The only reason I am including this puzzle is that Talwalkar gets very excited about deriving a formula that can solve sums of this type.  This gives me an opportunity to discuss the “formula vs. procedure” way of doing math.

See the Incredible Trick Puzzle

# “Fermat’s Last Theorem” Puzzle

Here is a mind-numbing logic puzzle from Futility Closet.

“A puzzle by H.A. Thurston, from the April 1947 issue of Eureka, the journal of recreational mathematics published at Cambridge University:

Five people make the following statements:—

Which of these statements are true and which false?  It will be found on trial that there is only one possibility.  Thus, prove or disprove Fermat’s last theorem.”

Normally I would forgo something this complicated, but I thought I would give it a try.  I was surprised that I was able to solve it, though it took some tedious work.  (Hint: truth tables.  See the “Pointing Fingers” post regarding truth tables.)

One important note.  The author is a bit cavalier about the use of “Either …, or …”.  In common parlance this means “either P is true or Q is true, but not both” (exclusive “or”: XOR), whereas in logic “or” means “either P is true or Q is true, or possibly both” (inclusive “or”: OR).  I assumed all “Either …, or …” and “or” expressions were the logical inclusive “or”, which turned out to be the case.

See the Fermat’s Last Theorem Puzzle

# Three Triangles Puzzle

This is a nice little puzzle from the late Nick Berry’s Datagenetics Blog.

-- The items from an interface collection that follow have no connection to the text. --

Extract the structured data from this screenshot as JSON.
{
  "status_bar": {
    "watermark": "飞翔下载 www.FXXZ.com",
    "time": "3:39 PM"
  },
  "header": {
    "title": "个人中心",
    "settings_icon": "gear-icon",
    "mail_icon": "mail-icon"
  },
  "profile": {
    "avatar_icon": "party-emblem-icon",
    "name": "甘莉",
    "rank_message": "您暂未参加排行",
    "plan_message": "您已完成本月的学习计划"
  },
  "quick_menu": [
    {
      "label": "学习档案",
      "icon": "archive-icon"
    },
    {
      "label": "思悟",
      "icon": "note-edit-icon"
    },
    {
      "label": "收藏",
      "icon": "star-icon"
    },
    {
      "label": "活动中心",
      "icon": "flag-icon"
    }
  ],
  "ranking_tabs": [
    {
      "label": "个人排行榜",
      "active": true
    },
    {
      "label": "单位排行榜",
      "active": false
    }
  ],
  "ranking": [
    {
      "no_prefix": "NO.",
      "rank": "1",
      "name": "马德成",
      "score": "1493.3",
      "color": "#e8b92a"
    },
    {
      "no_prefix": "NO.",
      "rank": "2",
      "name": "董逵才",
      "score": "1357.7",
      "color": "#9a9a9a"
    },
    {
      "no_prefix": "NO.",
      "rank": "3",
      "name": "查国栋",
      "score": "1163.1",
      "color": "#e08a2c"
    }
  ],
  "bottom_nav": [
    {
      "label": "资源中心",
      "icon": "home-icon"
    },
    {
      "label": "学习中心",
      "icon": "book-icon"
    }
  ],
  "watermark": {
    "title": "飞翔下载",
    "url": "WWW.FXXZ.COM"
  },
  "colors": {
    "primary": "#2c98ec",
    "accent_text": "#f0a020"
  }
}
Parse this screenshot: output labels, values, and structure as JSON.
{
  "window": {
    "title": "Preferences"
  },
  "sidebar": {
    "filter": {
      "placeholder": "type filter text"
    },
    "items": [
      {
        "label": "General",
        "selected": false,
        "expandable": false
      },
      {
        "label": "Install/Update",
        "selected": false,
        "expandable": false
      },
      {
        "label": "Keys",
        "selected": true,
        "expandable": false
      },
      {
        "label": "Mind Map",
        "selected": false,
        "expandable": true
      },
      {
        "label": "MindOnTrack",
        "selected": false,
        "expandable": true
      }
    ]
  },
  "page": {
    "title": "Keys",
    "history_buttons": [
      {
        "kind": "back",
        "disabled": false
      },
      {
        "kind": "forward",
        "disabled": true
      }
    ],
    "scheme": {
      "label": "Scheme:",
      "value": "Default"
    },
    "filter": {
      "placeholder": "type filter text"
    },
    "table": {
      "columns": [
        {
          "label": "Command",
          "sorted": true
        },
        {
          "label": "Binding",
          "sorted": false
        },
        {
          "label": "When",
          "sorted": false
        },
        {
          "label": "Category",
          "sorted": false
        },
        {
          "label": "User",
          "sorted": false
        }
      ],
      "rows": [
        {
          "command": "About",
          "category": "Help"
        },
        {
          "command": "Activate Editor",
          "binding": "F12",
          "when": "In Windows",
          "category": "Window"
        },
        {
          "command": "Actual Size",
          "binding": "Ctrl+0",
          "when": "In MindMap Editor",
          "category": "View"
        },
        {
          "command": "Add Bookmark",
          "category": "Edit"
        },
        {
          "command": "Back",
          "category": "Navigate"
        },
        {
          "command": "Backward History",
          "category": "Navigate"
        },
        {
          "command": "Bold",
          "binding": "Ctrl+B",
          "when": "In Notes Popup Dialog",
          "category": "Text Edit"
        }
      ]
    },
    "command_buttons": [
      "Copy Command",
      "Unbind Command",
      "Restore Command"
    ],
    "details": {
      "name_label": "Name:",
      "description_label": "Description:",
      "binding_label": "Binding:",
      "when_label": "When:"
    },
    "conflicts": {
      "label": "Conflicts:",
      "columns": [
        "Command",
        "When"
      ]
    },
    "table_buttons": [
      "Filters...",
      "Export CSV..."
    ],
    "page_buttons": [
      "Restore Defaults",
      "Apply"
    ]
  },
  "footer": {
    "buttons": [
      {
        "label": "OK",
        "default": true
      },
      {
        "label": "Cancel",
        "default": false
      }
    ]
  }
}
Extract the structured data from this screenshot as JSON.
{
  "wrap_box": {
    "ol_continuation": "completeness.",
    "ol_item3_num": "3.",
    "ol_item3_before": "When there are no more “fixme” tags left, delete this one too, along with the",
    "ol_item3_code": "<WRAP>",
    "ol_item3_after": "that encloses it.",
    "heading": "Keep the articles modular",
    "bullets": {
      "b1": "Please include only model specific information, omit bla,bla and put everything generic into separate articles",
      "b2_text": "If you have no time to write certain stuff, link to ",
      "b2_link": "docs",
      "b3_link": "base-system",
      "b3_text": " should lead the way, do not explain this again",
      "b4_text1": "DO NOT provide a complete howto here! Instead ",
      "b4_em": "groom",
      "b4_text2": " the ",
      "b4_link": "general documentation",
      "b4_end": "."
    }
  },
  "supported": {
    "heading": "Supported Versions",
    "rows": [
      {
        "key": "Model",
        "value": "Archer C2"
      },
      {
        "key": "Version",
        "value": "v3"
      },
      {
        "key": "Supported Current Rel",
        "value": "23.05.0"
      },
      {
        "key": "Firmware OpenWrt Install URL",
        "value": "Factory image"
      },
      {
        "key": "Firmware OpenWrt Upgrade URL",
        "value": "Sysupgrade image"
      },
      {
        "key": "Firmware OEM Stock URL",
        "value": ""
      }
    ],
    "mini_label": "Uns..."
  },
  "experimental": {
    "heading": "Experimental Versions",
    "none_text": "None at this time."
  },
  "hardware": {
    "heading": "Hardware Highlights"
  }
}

“A quick little puzzle this week. (I tried to track down the original source, but reached a dead-end with a web search as the site that hosted it, a blogspot page under the name fivetriangles appears password protected, and no longer maintained). …

There are three identical triangles with aligned bases (in the original problem, it is stated they are equilateral, but I don’t think that really matters; Any congruent triangles will do, and I’m going to use isosceles triangles in my solving). If we say that one triangle has the area A, what is the area of the two shaded regions?”

See the Three Triangles Puzzle.